= Work to complete =
Every line of the material below is to be printed again exactly.

= Given information =
↓
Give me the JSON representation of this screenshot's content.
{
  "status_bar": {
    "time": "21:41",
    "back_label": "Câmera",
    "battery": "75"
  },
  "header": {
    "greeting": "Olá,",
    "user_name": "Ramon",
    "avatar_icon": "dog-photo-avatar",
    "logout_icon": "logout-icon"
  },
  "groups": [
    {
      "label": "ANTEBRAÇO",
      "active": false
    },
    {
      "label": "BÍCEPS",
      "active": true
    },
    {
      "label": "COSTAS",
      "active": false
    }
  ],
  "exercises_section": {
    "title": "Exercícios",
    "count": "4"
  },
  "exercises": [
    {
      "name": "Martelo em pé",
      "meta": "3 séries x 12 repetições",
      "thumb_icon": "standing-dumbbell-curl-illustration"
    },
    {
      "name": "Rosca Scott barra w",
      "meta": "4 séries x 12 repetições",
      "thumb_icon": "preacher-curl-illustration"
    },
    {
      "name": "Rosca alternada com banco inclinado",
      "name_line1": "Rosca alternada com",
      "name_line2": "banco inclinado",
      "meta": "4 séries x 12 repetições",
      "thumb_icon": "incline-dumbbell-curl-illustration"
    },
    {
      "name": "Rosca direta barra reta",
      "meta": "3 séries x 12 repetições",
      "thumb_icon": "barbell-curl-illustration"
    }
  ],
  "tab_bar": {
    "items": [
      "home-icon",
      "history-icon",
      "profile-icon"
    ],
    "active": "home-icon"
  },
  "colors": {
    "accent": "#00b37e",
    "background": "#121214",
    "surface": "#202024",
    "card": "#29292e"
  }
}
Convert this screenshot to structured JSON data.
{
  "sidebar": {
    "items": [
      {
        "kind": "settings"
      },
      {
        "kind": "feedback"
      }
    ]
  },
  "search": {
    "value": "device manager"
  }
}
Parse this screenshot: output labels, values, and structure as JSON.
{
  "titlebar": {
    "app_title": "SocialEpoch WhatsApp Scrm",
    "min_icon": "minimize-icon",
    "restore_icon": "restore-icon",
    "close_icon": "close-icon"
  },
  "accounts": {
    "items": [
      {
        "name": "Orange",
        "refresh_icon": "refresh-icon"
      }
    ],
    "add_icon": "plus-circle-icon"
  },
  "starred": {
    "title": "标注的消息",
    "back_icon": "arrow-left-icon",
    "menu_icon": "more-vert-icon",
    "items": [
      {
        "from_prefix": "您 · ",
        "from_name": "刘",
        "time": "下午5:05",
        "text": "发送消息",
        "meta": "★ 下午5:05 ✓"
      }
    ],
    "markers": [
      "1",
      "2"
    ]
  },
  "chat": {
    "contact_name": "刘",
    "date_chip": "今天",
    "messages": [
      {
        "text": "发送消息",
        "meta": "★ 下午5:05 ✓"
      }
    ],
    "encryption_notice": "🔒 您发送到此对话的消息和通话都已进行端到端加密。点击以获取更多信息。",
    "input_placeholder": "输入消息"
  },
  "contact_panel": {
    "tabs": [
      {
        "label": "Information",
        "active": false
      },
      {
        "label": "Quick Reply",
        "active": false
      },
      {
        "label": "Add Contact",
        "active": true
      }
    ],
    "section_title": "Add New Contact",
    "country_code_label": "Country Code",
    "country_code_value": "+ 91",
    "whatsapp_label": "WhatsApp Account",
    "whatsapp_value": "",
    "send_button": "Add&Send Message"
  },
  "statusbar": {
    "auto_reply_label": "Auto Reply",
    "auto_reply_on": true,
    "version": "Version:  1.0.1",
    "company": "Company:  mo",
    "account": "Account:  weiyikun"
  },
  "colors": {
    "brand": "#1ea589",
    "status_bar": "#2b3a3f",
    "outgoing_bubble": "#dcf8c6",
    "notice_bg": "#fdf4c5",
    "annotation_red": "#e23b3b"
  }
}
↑
= Written solution =
Give me the JSON representation of this screenshot's content.
{
  "status_bar": {
    "time": "21:41",
    "back_label": "Câmera",
    "battery": "75"
  },
  "header": {
    "greeting": "Olá,",
    "user_name": "Ramon",
    "avatar_icon": "dog-photo-avatar",
    "logout_icon": "logout-icon"
  },
  "groups": [
    {
      "label": "ANTEBRAÇO",
      "active": false
    },
    {
      "label": "BÍCEPS",
      "active": true
    },
    {
      "label": "COSTAS",
      "active": false
    }
  ],
  "exercises_section": {
    "title": "Exercícios",
    "count": "4"
  },
  "exercises": [
    {
      "name": "Martelo em pé",
      "meta": "3 séries x 12 repetições",
      "thumb_icon": "standing-dumbbell-curl-illustration"
    },
    {
      "name": "Rosca Scott barra w",
      "meta": "4 séries x 12 repetições",
      "thumb_icon": "preacher-curl-illustration"
    },
    {
      "name": "Rosca alternada com banco inclinado",
      "name_line1": "Rosca alternada com",
      "name_line2": "banco inclinado",
      "meta": "4 séries x 12 repetições",
      "thumb_icon": "incline-dumbbell-curl-illustration"
    },
    {
      "name": "Rosca direta barra reta",
      "meta": "3 séries x 12 repetições",
      "thumb_icon": "barbell-curl-illustration"
    }
  ],
  "tab_bar": {
    "items": [
      "home-icon",
      "history-icon",
      "profile-icon"
    ],
    "active": "home-icon"
  },
  "colors": {
    "accent": "#00b37e",
    "background": "#121214",
    "surface": "#202024",
    "card": "#29292e"
  }
}
Convert this screenshot to structured JSON data.
{
  "sidebar": {
    "items": [
      {
        "kind": "settings"
      },
      {
        "kind": "feedback"
      }
    ]
  },
  "search": {
    "value": "device manager"
  }
}
Parse this screenshot: output labels, values, and structure as JSON.
{
  "titlebar": {
    "app_title": "SocialEpoch WhatsApp Scrm",
    "min_icon": "minimize-icon",
    "restore_icon": "restore-icon",
    "close_icon": "close-icon"
  },
  "accounts": {
    "items": [
      {
        "name": "Orange",
        "refresh_icon": "refresh-icon"
      }
    ],
    "add_icon": "plus-circle-icon"
  },
  "starred": {
    "title": "标注的消息",
    "back_icon": "arrow-left-icon",
    "menu_icon": "more-vert-icon",
    "items": [
      {
        "from_prefix": "您 · ",
        "from_name": "刘",
        "time": "下午5:05",
        "text": "发送消息",
        "meta": "★ 下午5:05 ✓"
      }
    ],
    "markers": [
      "1",
      "2"
    ]
  },
  "chat": {
    "contact_name": "刘",
    "date_chip": "今天",
    "messages": [
      {
        "text": "发送消息",
        "meta": "★ 下午5:05 ✓"
      }
    ],
    "encryption_notice": "🔒 您发送到此对话的消息和通话都已进行端到端加密。点击以获取更多信息。",
    "input_placeholder": "输入消息"
  },
  "contact_panel": {
    "tabs": [
      {
        "label": "Information",
        "active": false
      },
      {
        "label": "Quick Reply",
        "active": false
      },
      {
        "label": "Add Contact",
        "active": true
      }
    ],
    "section_title": "Add New Contact",
    "country_code_label": "Country Code",
    "country_code_value": "+ 91",
    "whatsapp_label": "WhatsApp Account",
    "whatsapp_value": "",
    "send_button": "Add&Send Message"
  },
  "statusbar": {
    "auto_reply_label": "Auto Reply",
    "auto_reply_on": true,
    "version": "Version:  1.0.1",
    "company": "Company:  mo",
    "account": "Account:  weiyikun"
  },
  "colors": {
    "brand": "#1ea589",
    "status_bar": "#2b3a3f",
    "outgoing_bubble": "#dcf8c6",
    "notice_bg": "#fdf4c5",
    "annotation_red": "#e23b3b"
  }
}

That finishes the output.